*DIRECTIONS*
A bare number is all that is needed: how many lines below contain the string "this"?

Recorded data
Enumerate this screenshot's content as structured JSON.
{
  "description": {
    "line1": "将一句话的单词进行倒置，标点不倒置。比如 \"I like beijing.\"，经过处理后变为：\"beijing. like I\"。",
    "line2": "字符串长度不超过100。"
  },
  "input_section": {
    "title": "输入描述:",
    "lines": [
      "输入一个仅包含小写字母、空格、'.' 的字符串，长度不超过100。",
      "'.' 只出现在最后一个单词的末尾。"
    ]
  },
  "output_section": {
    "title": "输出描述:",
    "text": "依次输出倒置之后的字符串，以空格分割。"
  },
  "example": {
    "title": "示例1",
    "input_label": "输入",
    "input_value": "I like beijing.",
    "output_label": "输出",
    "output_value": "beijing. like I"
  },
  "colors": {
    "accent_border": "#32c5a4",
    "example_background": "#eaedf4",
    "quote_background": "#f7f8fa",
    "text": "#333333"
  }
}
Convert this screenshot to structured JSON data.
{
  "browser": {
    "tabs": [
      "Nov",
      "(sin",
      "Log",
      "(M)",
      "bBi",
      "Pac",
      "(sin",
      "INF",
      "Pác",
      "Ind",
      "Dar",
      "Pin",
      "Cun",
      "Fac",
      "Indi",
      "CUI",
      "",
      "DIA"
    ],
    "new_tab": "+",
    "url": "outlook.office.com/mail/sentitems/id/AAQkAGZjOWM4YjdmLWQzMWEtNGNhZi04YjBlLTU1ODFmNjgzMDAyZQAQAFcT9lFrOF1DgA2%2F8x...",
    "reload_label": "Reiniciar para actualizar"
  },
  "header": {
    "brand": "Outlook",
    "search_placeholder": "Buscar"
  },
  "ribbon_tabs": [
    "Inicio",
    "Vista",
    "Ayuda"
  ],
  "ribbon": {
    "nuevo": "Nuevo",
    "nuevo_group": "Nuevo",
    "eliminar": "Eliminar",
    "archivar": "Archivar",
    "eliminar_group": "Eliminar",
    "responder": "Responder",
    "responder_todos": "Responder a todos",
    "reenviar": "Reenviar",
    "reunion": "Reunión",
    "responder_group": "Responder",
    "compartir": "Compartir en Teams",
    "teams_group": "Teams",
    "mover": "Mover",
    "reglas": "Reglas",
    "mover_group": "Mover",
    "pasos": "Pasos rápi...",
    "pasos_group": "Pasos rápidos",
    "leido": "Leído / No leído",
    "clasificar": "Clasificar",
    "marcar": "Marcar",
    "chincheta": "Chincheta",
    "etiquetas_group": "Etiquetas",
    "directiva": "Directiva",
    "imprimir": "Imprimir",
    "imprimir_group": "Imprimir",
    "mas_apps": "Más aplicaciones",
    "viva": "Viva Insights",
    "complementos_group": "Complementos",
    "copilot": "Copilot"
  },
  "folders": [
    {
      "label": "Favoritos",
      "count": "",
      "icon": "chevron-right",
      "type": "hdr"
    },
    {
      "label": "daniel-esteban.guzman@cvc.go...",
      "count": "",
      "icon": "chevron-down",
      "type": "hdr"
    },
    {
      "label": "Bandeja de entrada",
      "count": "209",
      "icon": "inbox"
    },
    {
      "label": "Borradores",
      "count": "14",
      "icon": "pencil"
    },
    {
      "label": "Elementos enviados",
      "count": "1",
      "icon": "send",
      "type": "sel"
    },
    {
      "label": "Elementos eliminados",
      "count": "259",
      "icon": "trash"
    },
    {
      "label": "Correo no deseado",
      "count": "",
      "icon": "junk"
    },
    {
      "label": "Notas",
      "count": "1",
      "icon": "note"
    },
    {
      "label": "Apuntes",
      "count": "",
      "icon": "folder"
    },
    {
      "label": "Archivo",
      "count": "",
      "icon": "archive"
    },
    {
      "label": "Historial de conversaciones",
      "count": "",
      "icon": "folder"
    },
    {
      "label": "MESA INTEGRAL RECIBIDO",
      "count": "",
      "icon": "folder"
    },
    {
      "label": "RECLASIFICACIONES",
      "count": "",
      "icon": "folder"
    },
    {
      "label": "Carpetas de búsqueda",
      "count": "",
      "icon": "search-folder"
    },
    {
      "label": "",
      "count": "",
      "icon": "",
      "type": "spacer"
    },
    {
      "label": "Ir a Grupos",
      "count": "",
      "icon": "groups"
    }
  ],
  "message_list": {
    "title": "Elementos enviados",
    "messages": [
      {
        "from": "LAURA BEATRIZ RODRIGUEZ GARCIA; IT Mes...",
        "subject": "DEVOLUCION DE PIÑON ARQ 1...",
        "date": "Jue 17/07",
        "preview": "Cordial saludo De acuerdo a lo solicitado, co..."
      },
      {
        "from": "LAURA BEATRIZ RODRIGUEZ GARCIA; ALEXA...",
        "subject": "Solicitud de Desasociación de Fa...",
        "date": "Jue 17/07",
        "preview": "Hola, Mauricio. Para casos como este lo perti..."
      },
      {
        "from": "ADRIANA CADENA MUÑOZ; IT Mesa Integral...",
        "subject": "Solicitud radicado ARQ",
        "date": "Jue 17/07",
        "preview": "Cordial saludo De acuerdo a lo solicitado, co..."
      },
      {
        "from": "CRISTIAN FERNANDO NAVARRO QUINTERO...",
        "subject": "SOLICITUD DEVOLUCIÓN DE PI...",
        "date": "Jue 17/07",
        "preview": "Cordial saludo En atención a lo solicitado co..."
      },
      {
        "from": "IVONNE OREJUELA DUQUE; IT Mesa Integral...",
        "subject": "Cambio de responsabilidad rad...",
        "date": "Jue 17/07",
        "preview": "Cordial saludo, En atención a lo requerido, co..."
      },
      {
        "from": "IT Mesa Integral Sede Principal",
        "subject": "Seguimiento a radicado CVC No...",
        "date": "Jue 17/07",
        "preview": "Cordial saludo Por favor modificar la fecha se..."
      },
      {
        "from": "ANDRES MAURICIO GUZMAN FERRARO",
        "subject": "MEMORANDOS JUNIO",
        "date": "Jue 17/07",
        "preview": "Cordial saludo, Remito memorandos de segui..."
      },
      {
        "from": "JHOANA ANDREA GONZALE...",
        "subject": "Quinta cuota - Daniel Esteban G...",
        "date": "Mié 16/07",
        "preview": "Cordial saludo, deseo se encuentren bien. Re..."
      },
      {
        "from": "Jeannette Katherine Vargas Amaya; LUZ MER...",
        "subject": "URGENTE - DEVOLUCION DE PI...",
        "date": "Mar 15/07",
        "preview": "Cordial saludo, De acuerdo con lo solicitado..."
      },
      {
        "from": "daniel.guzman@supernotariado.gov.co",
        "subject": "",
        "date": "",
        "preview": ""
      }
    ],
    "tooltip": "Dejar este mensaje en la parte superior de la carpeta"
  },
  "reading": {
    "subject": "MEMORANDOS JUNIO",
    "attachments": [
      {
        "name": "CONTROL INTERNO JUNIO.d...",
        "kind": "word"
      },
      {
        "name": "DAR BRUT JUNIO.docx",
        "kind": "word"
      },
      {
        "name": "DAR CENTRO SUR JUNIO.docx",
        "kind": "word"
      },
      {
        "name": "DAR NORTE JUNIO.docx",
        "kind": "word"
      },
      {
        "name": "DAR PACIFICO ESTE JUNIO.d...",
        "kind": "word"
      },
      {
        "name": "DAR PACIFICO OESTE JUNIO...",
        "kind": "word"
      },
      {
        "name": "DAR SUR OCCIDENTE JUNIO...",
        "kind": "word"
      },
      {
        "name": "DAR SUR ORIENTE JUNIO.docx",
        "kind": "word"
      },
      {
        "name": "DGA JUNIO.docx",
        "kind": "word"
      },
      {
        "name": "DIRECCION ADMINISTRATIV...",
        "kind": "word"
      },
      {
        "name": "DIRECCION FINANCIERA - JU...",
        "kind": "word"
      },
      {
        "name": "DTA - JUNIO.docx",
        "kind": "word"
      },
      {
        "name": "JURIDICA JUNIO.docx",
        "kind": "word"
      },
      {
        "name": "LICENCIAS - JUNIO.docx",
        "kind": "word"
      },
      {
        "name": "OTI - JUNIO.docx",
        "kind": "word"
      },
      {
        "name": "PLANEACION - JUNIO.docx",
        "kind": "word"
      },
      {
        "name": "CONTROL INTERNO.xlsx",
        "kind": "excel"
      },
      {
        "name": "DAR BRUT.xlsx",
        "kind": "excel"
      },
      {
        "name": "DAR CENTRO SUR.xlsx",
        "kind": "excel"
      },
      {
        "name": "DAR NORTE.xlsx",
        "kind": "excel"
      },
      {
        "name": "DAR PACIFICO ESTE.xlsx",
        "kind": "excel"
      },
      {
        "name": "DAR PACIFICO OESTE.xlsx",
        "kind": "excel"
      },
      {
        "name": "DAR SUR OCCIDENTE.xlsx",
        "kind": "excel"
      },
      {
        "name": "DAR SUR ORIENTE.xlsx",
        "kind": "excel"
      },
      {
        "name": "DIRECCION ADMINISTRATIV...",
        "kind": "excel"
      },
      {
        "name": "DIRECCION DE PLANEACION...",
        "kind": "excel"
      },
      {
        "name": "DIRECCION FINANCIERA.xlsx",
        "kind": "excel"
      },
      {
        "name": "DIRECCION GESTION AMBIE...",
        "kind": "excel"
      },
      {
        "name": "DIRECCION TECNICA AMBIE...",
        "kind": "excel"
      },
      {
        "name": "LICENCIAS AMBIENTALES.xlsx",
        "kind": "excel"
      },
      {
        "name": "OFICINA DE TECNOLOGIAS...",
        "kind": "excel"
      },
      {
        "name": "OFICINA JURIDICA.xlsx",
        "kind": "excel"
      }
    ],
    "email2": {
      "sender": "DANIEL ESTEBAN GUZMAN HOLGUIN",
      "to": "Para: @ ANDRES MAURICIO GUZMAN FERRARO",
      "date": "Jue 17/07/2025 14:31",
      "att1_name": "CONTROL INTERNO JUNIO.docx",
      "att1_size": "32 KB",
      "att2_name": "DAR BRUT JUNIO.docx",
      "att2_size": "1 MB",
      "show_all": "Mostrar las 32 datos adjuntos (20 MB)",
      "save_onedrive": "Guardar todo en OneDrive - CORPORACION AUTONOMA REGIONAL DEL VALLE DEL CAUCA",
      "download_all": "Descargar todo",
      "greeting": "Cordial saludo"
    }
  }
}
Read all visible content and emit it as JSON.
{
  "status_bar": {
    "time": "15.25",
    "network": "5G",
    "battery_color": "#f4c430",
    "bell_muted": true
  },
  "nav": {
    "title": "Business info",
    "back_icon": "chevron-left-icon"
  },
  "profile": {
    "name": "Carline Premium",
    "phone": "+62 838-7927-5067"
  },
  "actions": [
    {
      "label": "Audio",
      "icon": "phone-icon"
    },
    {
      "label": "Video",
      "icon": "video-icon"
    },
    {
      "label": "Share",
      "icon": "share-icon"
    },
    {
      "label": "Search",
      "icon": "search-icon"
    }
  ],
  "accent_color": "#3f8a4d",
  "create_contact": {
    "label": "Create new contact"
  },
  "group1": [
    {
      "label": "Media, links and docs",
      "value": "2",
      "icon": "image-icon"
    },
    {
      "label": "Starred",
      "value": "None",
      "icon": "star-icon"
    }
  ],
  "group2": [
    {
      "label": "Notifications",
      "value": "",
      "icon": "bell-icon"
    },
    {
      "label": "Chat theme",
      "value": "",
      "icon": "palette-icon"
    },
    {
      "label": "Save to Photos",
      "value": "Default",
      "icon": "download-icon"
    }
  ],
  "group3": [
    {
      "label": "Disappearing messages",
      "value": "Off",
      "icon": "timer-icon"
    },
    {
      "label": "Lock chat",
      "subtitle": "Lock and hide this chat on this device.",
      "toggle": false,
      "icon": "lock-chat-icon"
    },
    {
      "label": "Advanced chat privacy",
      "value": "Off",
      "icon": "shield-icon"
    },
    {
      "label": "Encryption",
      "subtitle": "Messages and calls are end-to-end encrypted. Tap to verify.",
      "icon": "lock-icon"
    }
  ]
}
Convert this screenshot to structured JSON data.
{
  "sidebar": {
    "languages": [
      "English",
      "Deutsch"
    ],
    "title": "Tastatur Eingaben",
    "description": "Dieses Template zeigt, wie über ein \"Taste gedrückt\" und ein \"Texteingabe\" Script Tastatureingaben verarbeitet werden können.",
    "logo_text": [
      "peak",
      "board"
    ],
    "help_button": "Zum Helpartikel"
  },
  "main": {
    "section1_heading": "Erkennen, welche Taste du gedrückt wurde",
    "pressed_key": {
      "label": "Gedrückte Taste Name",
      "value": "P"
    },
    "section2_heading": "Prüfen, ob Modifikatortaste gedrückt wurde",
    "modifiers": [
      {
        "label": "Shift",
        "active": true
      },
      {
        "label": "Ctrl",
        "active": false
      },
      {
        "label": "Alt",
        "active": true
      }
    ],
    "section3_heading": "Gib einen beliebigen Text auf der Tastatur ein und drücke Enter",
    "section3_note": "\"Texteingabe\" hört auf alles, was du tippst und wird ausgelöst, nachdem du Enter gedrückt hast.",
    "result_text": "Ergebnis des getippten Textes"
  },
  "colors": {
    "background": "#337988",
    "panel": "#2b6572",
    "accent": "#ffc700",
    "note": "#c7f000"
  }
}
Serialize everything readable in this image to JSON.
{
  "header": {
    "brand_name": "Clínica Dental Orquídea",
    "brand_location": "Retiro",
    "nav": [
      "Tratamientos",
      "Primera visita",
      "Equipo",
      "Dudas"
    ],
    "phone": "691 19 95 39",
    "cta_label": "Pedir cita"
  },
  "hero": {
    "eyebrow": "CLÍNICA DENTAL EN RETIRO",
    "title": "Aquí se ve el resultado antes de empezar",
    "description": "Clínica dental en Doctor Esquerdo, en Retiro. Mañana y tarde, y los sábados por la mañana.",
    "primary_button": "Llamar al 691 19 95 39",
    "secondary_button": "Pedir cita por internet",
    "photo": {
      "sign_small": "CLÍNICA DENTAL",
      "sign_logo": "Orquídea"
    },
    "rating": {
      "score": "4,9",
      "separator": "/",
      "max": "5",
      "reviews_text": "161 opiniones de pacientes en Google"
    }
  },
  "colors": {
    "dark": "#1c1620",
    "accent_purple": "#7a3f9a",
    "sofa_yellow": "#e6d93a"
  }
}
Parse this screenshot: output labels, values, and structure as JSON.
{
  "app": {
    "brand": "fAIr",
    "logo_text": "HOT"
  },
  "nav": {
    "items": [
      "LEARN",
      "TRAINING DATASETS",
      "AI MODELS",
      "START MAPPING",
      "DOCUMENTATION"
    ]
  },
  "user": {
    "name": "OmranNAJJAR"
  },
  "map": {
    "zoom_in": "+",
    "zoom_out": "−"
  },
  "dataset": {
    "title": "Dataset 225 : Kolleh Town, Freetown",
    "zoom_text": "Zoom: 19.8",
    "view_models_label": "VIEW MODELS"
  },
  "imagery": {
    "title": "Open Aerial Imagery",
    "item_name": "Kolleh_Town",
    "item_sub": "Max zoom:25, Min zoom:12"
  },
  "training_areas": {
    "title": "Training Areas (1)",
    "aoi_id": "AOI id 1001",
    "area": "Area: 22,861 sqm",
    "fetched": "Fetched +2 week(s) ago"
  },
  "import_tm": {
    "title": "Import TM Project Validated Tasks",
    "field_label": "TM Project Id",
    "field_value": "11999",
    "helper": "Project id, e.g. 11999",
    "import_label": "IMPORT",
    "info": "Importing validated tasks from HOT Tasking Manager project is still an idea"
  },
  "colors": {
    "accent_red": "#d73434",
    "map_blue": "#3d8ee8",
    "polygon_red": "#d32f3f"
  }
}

*ANSWER BOX*
6